“When you look at the list of people, you think, come on, they’re not really talking to me. When the guy called, I said, ‘You’re kidding,’” McClelland said.
McClelland will be joined by motorcycle racer Everett Brashear, NASCAR team owner Richard Childress, former land-speed record holder Gary Gabelich, Indy and NASCAR team owner Chip Ganassi,
former IndyCar driver Sam Posey, and former Indy 500 winner Bob Sweikert.
“I think it’s well-deserved. Dave contributed greatly to the sport,” said Steve Gibbs, former vice-president of competition
for the NHRA. “As far as drag racing announcing goes, he’s the best. It’s time for these recognitions to come his way.”
While McClelland may have been surprised at the honor, he has certainly worked hard for it. Growing up in Missouri, McClelland had aspirations to be a football coach. But while at Central Missouri State College, he found out that wasn’t the life he wanted. Instead, he tried his hand in the communications field. It was there he was told his voice, deep and comforting (“I’ve had the same voice since high school”), would more than suit the needs for broadcasting.
He transferred to Iowa State, in the city of Ames, and found himself a booth announcer in radio. It was a comfy, if uninspiring, job. During station breaks, McClelland would step up to the microphone and say, “W-O-I TV, Ames, Channel 5.”
“Then you’d go back, put your foot up and watch the next hour of TV,” he said.
McClelland spent many years in broadcasting, but his passion was always cars. His aptitude tests in school always pointed him toward one thing: automotive mechanic. But one day in 1959, thanks to someone else’s gaffe in the announcing booth, a greater opportunity was handed to him.
It was a drag race between Eddie Hill and Don Garlits.
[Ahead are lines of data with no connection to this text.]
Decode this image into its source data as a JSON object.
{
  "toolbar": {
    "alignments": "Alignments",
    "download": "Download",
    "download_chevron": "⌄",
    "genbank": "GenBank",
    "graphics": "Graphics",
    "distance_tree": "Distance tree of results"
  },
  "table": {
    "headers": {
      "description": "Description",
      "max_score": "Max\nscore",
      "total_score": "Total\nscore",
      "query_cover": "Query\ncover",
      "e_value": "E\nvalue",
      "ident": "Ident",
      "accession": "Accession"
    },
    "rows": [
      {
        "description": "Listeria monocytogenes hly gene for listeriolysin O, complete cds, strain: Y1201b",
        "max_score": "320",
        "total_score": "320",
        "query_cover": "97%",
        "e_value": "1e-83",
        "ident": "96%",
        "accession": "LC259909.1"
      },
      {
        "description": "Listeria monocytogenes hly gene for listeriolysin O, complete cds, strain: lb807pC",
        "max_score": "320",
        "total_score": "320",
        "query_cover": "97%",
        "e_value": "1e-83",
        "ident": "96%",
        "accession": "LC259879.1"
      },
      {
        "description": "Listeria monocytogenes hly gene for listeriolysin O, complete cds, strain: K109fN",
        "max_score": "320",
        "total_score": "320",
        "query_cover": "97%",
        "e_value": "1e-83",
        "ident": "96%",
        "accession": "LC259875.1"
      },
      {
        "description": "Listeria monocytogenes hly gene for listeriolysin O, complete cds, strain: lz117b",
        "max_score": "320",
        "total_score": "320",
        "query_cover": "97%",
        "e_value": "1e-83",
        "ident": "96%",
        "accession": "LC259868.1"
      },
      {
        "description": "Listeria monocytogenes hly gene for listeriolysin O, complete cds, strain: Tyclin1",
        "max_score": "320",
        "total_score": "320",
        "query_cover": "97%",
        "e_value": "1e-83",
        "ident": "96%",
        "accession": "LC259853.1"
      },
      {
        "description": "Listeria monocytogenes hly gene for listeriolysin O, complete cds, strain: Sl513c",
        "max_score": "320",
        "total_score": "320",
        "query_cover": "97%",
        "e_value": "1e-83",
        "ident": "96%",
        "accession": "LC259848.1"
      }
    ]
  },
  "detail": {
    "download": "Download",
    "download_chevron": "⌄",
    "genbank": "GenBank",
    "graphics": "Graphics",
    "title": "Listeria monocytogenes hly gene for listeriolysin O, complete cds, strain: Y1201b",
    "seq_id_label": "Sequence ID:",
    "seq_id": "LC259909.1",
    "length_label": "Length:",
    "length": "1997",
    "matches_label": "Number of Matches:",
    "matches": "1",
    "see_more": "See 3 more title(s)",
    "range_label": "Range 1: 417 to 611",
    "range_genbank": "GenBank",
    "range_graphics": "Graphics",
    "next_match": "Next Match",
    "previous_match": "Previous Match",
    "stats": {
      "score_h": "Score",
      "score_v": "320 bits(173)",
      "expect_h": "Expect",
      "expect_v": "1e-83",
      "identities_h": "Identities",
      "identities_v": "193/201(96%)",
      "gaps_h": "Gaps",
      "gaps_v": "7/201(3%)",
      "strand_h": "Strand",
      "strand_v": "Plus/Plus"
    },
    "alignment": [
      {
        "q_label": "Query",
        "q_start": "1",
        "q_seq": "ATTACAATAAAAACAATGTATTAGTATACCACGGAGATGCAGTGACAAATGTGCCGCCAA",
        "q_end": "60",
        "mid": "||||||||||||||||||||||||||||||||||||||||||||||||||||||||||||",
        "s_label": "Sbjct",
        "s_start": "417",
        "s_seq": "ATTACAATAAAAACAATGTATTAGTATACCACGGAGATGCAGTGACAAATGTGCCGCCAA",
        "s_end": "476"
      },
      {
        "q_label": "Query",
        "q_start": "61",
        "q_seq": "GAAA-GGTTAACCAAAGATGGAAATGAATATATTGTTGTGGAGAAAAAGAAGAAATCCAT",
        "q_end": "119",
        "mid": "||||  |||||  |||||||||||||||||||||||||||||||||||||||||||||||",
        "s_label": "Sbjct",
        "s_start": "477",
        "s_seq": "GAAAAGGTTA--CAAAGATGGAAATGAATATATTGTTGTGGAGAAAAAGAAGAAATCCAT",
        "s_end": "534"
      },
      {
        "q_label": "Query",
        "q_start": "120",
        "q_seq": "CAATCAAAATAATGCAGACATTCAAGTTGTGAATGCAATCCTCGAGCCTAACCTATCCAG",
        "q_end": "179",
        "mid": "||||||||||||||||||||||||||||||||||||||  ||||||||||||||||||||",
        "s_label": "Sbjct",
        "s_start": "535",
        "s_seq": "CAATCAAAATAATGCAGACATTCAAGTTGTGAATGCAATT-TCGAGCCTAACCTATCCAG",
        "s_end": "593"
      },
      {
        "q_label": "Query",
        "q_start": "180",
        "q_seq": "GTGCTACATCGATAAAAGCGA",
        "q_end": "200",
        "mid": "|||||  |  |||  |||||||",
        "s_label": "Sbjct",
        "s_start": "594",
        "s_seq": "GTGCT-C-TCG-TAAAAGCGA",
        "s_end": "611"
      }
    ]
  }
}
At the starting line, the announcer froze up. McClelland, who was watching with the manager of the track, asked if he could try his luck calling the race. You couldn’t do any worse, the manager replied. McClelland not only worked that race, but he ended up working the whole day.
“I thought, ‘This is really neat,’” he said. “With that, I started looking for places to announce.”
“Dave kind of worked his way through the ranks, and he was blessed with a magnificent voice,” Gibbs said. “He had knowledge of the sport to go along with it. It was only a matter of time before he worked major events.”
McClelland loved drag racing, dating back to his first experience in Kansas City, 1955. It was a new kind of freedom he’d been looking for.
“You could get up close to the cars, up close to the people. There was nobody restricting where you could go,” he said.
And what place hasn’t he been in his career? By his estimation, he’s racked up 3.5 million miles of air travel in the U.S. alone. It is why in 2003 he stepped down as the voice of NHRA, too fatigued from the lifestyle. He has kept himself busy, including working in the master of ceremonies business and doing voice overs for productions.
McClelland’s three children, all graduates from Crescenta Valley High, and he and his wife Louise are more than content to spend their days in the Glendale area. McClelland called his home the wisest investment he has ever made.
As for someone trying to be the next Dave McClelland, the best piece of advice he can give is similar to that of legendary Dodgers’ play-by-play man Vin Scully.
“The most important thing you can do is not to have a good
voice,” he said. “It’s the content of what you talk about. You have to point it toward an audience … that doesn’t understand what you’re talking about. So you almost go back to basics.”
It’s not out of the ordinary for some to bring up Scully’s name when mentioning McClelland. Gibbs didn’t shy away from it.
“For 50 years, he has been the standard that everyone’s tried to live up to,” he said of McClelland. “Of course, nobody compares to Scully, but he was our Scully.”
Scully has a reputation for being more than cordial with fans, and that’s McClelland’s personality as well. He had a friend in motorsports who didn’t like to deal with fans. McClelland told him to be thankful and happy they want to talk to you and shake your hand. McClelland knows what and who to appreciate, because he’s seen and done just about everything.
“When they quit asking to shake your hand, that’s the time you’re in trouble,” he said.